In response to:
How He Got It Right from the January 10, 2013 issue
To the Editors:
I was flattered and pleased to see a review of my book, The Physics of Wall Street, in The New York Review [January 10]. However, Andrew Hacker’s characterization of the views in the book strike me as wide of the mark. If I may, I would like to offer a few clarifications.
Hacker says my “one big idea” is that “insights that are commonplace in physics…are useful in studying virtually anything.” But the abbreviated quotation obscures the point I am trying to make in this passage. What I say is that “if physicists have been successful at improving our understanding of finance, it is because they have approached problems in a novel way, using methodological insights that are commonplace in physics (and engineering) and which are useful in studying virtually anything.” The “methodological” is important here, because the principal argument of the book is that financial models are best understood in the context of a particular methodology. That methodology involves using simplifying assumptions to make an otherwise impossible problem tractable, and then studying how those assumptions should be expected to fail and what will go wrong when they do. The thesis of the book is that one can use models effectively to inform decision-making—but only by understanding that models have, at best, limited domains of approximate application. It is this recognition of the limitations of model building that I would have “pervade the entire financial industry,” as Hacker puts it.

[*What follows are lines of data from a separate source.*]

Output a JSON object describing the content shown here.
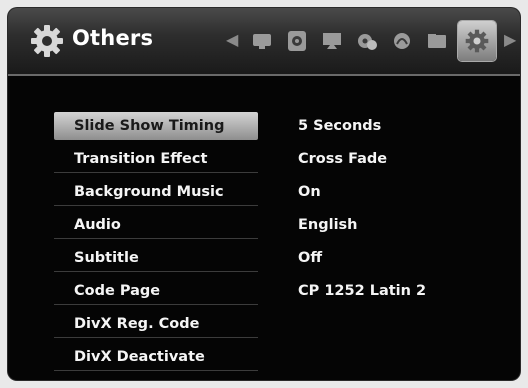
{
  "header": {
    "title": "Others",
    "title_icon": "gear-icon",
    "nav_icons": [
      "tv-screen-icon",
      "disc-icon",
      "monitor-icon",
      "settings-sub-icon",
      "speaker-icon",
      "folder-icon",
      "gear-icon"
    ],
    "active_nav_icon": "gear-icon"
  },
  "menu": {
    "items": [
      {
        "label": "Slide Show Timing",
        "value": "5 Seconds"
      },
      {
        "label": "Transition Effect",
        "value": "Cross Fade"
      },
      {
        "label": "Background Music",
        "value": "On"
      },
      {
        "label": "Audio",
        "value": "English"
      },
      {
        "label": "Subtitle",
        "value": "Off"
      },
      {
        "label": "Code Page",
        "value": "CP 1252 Latin 2"
      },
      {
        "label": "DivX Reg. Code",
        "value": ""
      },
      {
        "label": "DivX Deactivate",
        "value": ""
      }
    ],
    "selected_index": 0
  },
  "colors": {
    "background": "#050505",
    "text": "#f5f5f5",
    "highlight": "#bfbfbf"
  }
}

In this vein, I do not believe that “markets…are subject to physical laws,” as Hacker says I do. Indeed, the methodology I describe has nothing to do with uncovering underlying market laws—and I explicitly argue against thinking of models in this way. As I explain in the book, “We should never mistake a good model for the ‘truth’ about financial markets.” Instead, modelers are “trying to find some equations that give…the right answer some of the time, and to understand when they can be relied on.” These equations can provide useful and subtle insights into markets and for this reason they can inform decision-making. But as I write in the book, one should not make the mistake of believing that “financial modelers are somehow marching along the path of scientific progress, inexorably approaching some ‘final theory’ of finance.”

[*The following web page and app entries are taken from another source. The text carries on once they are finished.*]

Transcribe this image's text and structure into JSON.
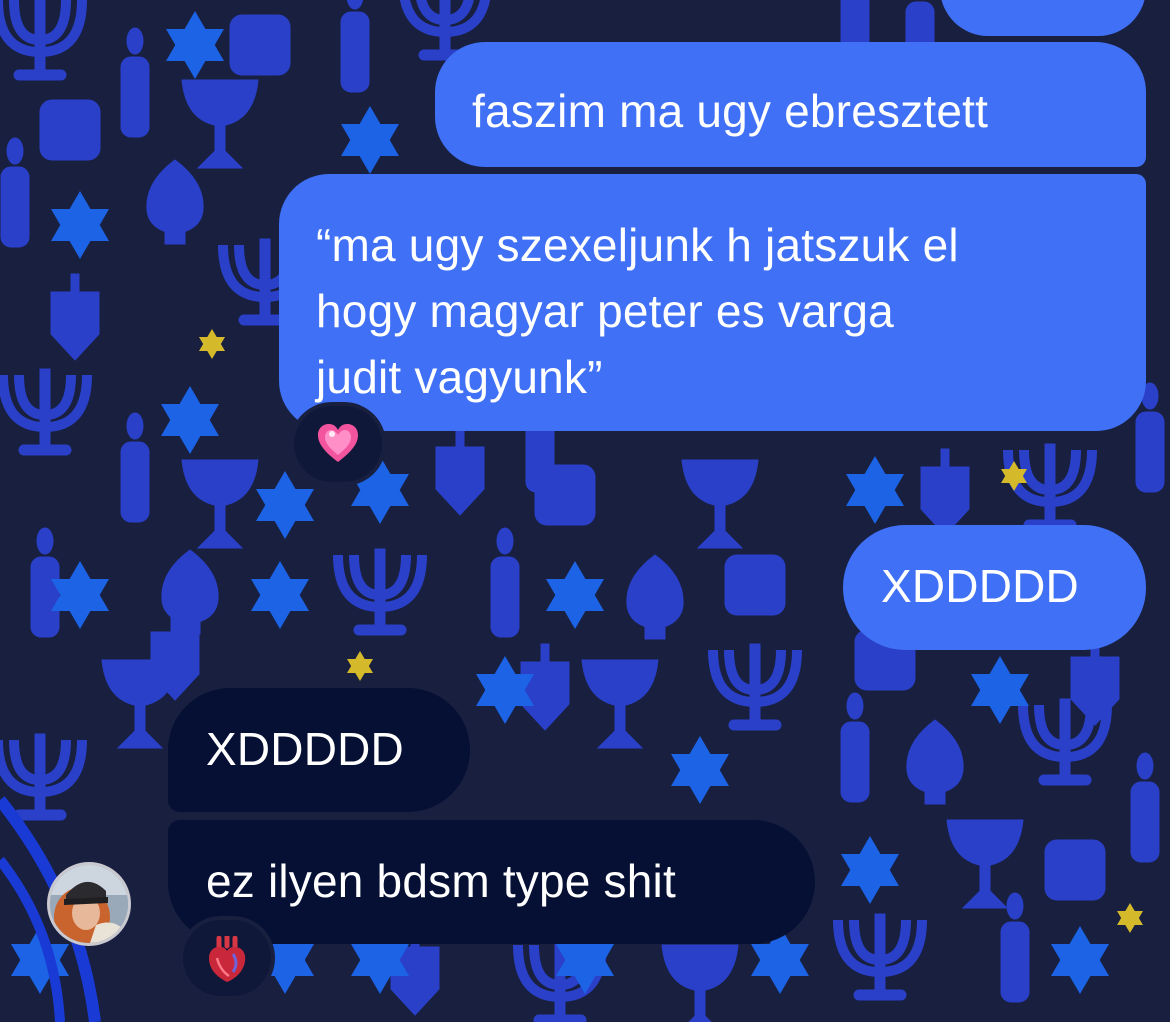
{
  "chat": {
    "background_color": "#181f3f",
    "sent_bubble_color": "#3f70f5",
    "received_bubble_color": "#051034",
    "messages": [
      {
        "from": "me",
        "text": "faszim ma ugy ebresztett"
      },
      {
        "from": "me",
        "lines": [
          "“ma ugy szexeljunk h jatszuk el",
          "hogy magyar peter es varga",
          "judit vagyunk”"
        ],
        "reaction": "heart-icon"
      },
      {
        "from": "me",
        "text": "XDDDDD"
      },
      {
        "from": "them",
        "text": "XDDDDD"
      },
      {
        "from": "them",
        "text": "ez ilyen bdsm type shit",
        "reaction": "anatomical-heart-icon"
      }
    ]
  }
}
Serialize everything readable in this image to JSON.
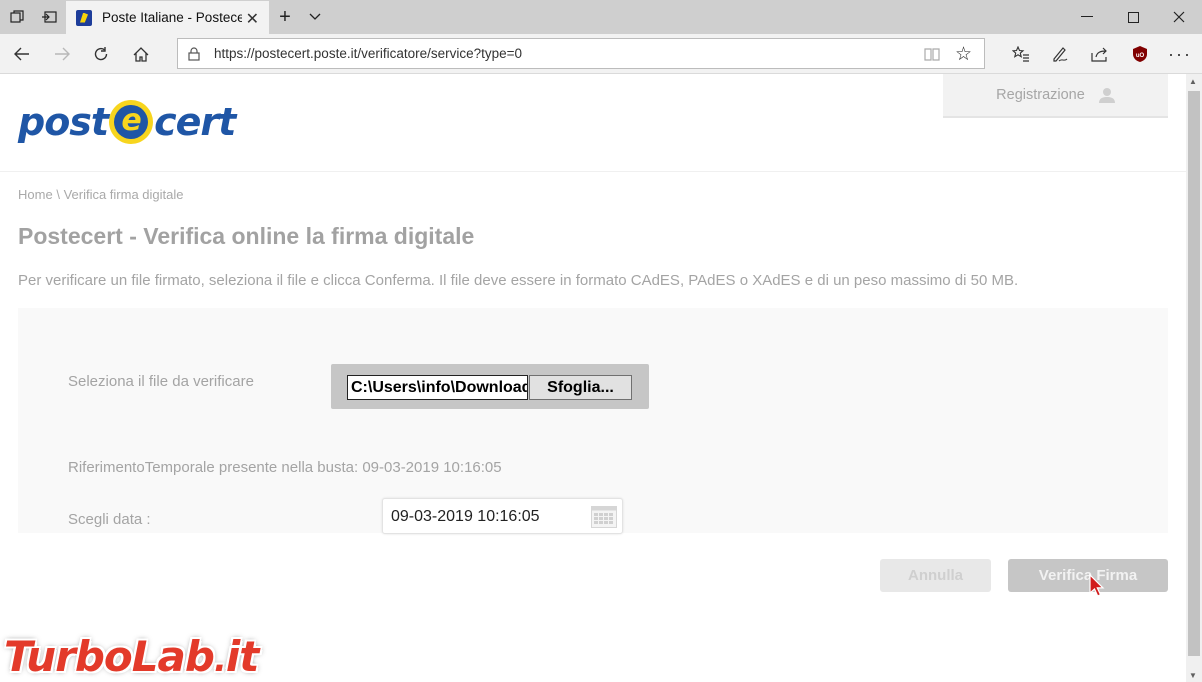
{
  "browser": {
    "tab_title": "Poste Italiane - Postecert",
    "url": "https://postecert.poste.it/verificatore/service?type=0",
    "new_tab_label": "+",
    "tab_list_label": "⌄"
  },
  "header": {
    "logo_text_left": "post",
    "logo_text_e": "e",
    "logo_text_right": "cert",
    "register_label": "Registrazione"
  },
  "breadcrumb": {
    "home": "Home",
    "separator": "\\",
    "current": "Verifica firma digitale"
  },
  "main": {
    "title": "Postecert - Verifica online la firma digitale",
    "intro": "Per verificare un file firmato, seleziona il file e clicca Conferma. Il file deve essere in formato CAdES, PAdES o XAdES e di un peso massimo di 50 MB."
  },
  "form": {
    "file_label": "Seleziona il file da verificare",
    "file_value": "C:\\Users\\info\\Downloads",
    "browse_label": "Sfoglia...",
    "reference_text": "RiferimentoTemporale presente nella busta: 09-03-2019 10:16:05",
    "date_label": "Scegli data :",
    "date_value": "09-03-2019 10:16:05"
  },
  "actions": {
    "cancel_label": "Annulla",
    "verify_label": "Verifica Firma"
  },
  "watermark": {
    "text_left": "TurboLab",
    "text_dot": ".",
    "text_right": "it"
  },
  "colors": {
    "brand_blue": "#1f56a6",
    "brand_yellow": "#f7d51e",
    "watermark_red": "#e33a2a"
  }
}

James Owen Weatherall
Assistant Professor of Logic and Philosophy of Science
University of California, Irvine
Andrew Hacker replies:

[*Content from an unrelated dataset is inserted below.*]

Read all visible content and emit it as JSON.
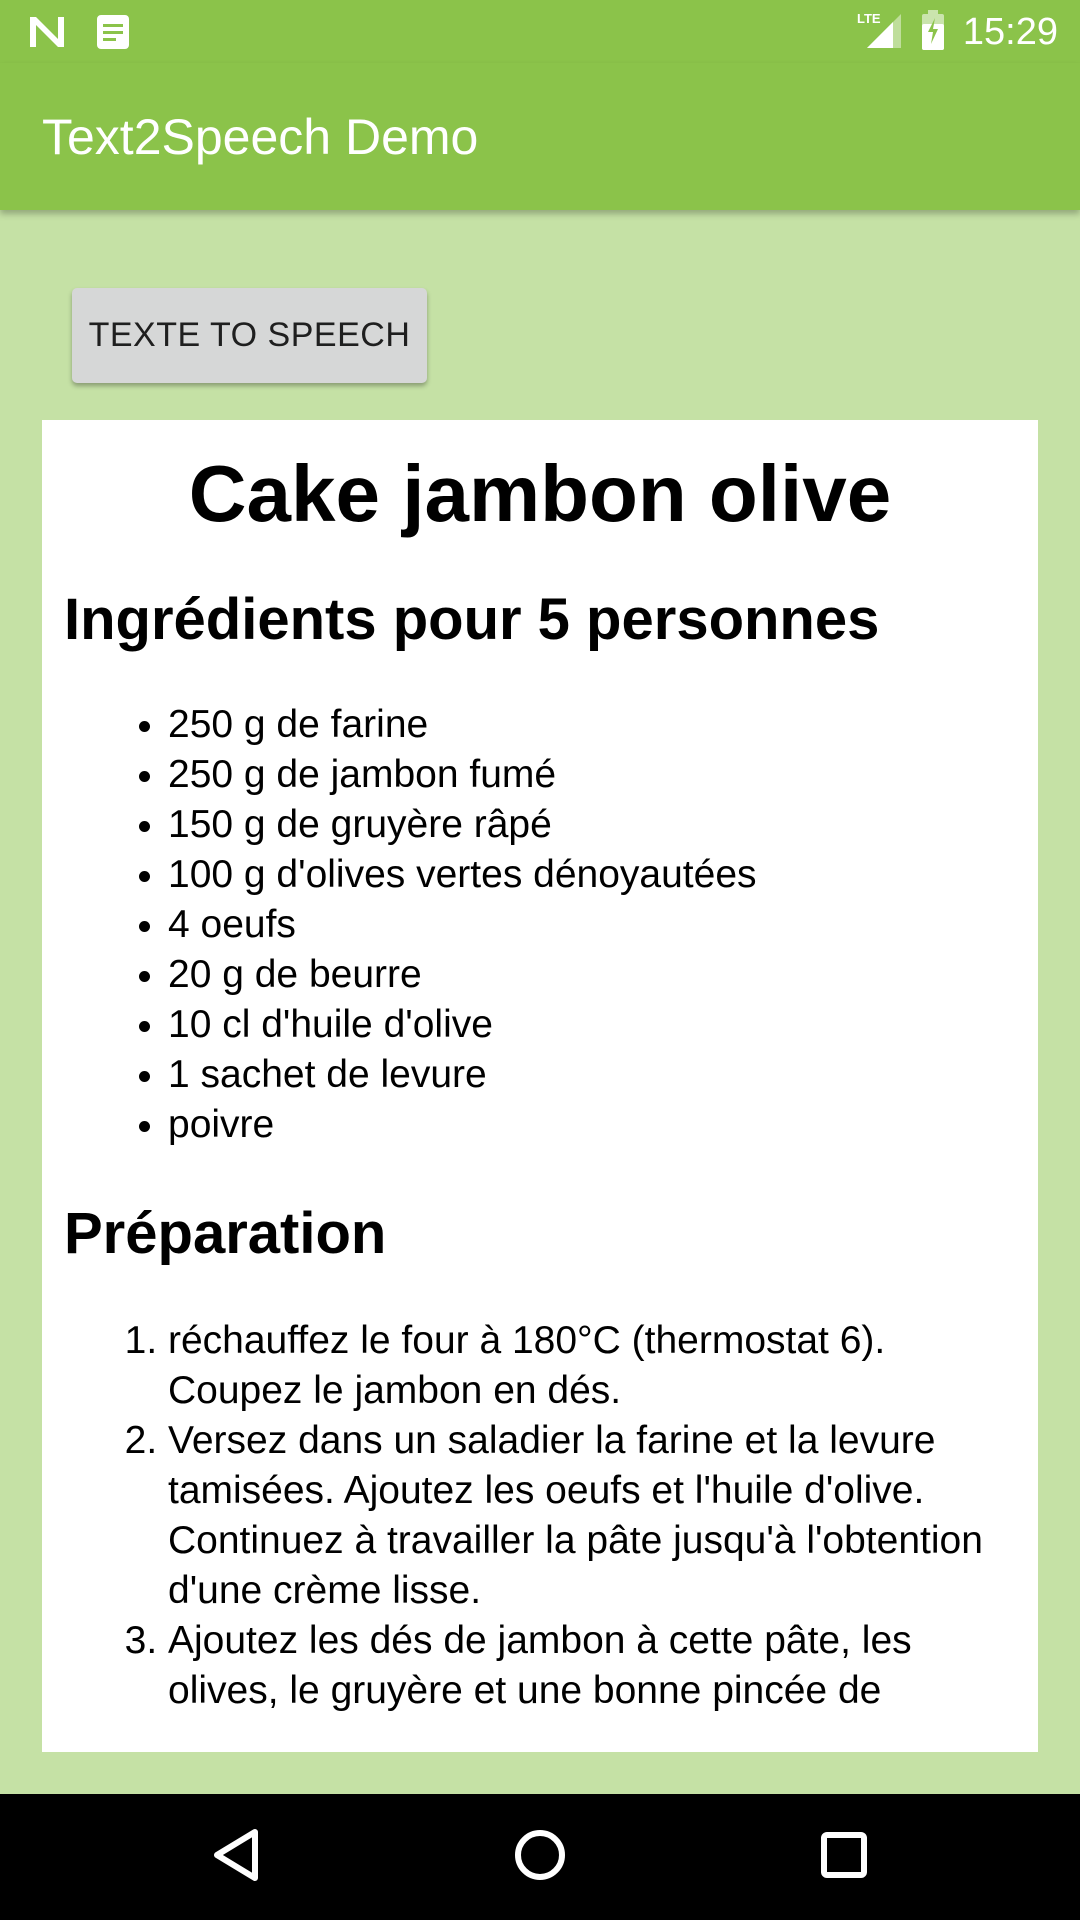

The chief concern in my review was not whether Professor Weatherall’s methodologies will yield a “final theory” of finance, since that isn’t going to happen. Rather, it was how elegant equations have fostered financial nostrums, from which we are still reeling. Given the exuberant tone of his book, the caveats in his letter amount to sidebars. And while his bibliography lists Jeremy Bernstein, Emanuel Derman, Roger Lowenstein, and Scott Patterson, he omits their accounts of the damage wrought by the models he champions.